■ WHAT TO WORK ON
Locate every line in the records below that holds the word "background" and return each one.

[SOURCE MATERIAL Boundary: Start]

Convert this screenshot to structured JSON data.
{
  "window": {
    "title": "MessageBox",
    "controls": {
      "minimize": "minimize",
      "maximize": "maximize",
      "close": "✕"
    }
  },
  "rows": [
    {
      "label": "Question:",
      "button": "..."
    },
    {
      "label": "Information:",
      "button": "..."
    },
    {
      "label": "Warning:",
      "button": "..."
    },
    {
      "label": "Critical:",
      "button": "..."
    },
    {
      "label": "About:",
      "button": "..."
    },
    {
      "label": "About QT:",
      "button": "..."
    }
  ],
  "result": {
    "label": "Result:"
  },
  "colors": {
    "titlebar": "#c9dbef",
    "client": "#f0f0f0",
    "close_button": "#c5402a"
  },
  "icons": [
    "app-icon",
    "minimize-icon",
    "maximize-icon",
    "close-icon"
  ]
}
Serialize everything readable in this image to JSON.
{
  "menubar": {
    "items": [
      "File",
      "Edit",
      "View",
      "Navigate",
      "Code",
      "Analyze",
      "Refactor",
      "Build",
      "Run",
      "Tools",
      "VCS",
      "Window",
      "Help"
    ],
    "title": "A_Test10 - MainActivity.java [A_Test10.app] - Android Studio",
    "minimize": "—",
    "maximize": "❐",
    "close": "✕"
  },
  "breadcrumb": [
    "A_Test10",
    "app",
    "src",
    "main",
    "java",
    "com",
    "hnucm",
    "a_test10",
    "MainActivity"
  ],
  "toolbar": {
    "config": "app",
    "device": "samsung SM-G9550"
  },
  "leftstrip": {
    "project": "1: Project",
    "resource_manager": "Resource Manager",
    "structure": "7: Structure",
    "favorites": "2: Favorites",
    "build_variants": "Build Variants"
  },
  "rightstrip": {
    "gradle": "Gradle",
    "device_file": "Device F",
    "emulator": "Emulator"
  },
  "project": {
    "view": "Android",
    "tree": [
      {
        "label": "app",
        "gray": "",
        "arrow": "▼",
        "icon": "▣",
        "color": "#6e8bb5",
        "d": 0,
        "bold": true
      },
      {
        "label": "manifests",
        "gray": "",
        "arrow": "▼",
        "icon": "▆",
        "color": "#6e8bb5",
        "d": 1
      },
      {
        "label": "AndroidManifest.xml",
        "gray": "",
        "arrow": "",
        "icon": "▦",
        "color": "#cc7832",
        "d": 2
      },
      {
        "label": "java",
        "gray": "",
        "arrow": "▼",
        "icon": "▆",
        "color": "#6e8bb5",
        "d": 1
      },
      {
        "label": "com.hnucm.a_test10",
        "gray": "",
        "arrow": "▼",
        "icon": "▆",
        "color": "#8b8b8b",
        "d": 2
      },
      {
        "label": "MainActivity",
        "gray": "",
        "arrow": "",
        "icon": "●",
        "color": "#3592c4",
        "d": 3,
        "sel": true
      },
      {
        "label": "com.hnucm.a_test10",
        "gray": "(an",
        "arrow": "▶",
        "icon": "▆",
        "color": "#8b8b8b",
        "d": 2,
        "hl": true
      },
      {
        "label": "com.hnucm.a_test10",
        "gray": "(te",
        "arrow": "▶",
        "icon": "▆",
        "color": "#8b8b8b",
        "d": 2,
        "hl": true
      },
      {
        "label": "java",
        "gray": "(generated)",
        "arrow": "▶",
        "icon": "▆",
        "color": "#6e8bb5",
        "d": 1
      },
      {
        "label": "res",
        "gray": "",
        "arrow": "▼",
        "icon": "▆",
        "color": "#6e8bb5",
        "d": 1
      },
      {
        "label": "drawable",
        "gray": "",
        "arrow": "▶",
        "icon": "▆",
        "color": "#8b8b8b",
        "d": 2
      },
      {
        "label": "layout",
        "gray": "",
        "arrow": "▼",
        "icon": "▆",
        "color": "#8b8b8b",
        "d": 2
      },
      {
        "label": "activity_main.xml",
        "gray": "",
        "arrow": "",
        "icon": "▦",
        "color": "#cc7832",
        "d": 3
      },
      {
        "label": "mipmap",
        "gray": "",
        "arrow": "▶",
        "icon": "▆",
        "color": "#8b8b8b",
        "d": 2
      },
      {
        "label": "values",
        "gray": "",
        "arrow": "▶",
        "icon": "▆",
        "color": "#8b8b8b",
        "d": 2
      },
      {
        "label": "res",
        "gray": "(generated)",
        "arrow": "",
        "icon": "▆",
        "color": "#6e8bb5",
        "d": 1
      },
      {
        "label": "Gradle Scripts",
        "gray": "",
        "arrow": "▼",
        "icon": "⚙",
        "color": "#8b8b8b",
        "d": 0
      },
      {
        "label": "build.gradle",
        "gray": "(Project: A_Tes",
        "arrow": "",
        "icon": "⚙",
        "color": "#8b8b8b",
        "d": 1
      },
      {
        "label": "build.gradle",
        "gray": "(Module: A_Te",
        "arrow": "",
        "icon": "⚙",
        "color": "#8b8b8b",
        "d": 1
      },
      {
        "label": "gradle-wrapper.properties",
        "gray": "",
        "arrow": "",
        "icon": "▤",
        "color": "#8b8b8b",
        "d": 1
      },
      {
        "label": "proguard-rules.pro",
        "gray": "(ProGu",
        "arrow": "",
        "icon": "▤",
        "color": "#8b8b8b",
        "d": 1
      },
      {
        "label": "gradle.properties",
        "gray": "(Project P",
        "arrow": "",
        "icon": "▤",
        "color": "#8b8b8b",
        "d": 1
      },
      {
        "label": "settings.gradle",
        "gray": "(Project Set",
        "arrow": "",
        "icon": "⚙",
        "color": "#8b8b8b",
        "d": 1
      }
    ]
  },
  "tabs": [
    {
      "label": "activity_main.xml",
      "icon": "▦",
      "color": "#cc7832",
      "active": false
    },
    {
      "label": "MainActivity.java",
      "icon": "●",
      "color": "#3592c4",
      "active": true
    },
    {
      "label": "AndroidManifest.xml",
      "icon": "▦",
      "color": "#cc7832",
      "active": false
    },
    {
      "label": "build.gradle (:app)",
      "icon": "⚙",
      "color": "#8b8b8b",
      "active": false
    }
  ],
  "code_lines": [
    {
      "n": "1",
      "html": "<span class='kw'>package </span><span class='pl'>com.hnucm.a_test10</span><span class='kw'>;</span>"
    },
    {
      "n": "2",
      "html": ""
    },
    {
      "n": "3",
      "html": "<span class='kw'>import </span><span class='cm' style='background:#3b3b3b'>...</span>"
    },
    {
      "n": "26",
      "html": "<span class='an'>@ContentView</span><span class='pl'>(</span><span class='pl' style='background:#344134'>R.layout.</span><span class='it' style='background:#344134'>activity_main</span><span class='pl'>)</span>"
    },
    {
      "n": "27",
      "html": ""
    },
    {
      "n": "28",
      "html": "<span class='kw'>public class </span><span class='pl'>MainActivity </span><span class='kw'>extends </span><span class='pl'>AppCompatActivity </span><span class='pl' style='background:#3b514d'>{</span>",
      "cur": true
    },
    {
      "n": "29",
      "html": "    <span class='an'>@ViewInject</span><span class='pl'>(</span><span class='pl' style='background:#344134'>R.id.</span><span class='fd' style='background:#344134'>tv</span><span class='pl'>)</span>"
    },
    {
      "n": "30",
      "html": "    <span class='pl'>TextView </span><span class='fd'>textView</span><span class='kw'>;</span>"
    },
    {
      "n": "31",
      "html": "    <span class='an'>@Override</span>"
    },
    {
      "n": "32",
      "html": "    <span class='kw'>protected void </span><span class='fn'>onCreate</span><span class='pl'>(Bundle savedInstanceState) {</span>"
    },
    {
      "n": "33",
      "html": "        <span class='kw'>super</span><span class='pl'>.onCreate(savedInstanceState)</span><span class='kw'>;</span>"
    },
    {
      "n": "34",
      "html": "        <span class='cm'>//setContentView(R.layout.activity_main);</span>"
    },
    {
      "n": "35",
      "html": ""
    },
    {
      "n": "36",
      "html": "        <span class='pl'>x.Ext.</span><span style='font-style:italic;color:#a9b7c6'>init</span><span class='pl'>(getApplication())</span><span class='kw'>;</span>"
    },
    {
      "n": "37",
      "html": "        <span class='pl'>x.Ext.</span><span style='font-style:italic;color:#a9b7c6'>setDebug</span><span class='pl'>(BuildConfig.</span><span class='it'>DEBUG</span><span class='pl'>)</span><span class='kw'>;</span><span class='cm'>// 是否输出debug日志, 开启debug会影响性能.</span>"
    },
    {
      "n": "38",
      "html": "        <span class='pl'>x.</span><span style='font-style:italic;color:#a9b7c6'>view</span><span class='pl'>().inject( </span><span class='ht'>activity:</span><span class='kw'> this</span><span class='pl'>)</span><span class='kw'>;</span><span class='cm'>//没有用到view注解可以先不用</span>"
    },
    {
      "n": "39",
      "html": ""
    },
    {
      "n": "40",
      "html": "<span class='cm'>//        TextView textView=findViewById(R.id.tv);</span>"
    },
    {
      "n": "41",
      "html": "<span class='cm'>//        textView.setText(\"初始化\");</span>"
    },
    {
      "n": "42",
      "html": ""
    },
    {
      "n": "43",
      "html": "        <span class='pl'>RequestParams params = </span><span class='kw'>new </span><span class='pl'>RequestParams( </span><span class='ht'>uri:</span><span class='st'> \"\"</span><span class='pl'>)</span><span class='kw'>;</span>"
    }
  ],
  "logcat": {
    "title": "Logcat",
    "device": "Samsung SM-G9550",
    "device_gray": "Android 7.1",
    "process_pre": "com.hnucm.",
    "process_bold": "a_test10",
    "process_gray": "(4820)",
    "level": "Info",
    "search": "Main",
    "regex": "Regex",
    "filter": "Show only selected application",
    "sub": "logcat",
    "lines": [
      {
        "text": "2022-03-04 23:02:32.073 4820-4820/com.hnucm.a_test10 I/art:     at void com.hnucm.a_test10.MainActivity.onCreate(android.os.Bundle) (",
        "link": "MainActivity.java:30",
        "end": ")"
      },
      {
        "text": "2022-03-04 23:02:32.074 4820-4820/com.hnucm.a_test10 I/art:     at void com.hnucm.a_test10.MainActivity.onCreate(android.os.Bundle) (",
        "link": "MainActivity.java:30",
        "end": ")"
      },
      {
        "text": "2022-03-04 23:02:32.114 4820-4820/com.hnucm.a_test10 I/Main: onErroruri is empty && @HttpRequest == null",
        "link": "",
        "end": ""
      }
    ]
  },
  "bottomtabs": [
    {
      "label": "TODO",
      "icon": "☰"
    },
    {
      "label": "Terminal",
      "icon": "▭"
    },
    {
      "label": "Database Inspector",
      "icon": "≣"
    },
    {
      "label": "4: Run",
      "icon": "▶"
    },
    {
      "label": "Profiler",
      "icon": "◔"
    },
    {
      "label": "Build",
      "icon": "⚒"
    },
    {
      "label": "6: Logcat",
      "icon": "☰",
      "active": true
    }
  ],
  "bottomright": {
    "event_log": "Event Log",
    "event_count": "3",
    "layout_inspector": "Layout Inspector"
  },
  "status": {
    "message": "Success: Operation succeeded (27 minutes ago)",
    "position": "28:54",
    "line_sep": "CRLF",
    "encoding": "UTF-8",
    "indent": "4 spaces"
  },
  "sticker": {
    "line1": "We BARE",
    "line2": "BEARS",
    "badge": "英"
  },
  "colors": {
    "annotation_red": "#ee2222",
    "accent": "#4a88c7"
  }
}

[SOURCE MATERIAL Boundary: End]

■ TASK SOLUTION
      "html": "<span class='kw'>import </span><span class='cm' style='background:#3b3b3b'>...</span>"
      "html": "<span class='an'>@ContentView</span><span class='pl'>(</span><span class='pl' style='background:#344134'>R.layout.</span><span class='it' style='background:#344134'>activity_main</span><span class='pl'>)</span>"
      "html": "<span class='kw'>public class </span><span class='pl'>MainActivity </span><span class='kw'>extends </span><span class='pl'>AppCompatActivity </span><span class='pl' style='background:#3b514d'>{</span>",
      "html": "    <span class='an'>@ViewInject</span><span class='pl'>(</span><span class='pl' style='background:#344134'>R.id.</span><span class='fd' style='background:#344134'>tv</span><span class='pl'>)</span>"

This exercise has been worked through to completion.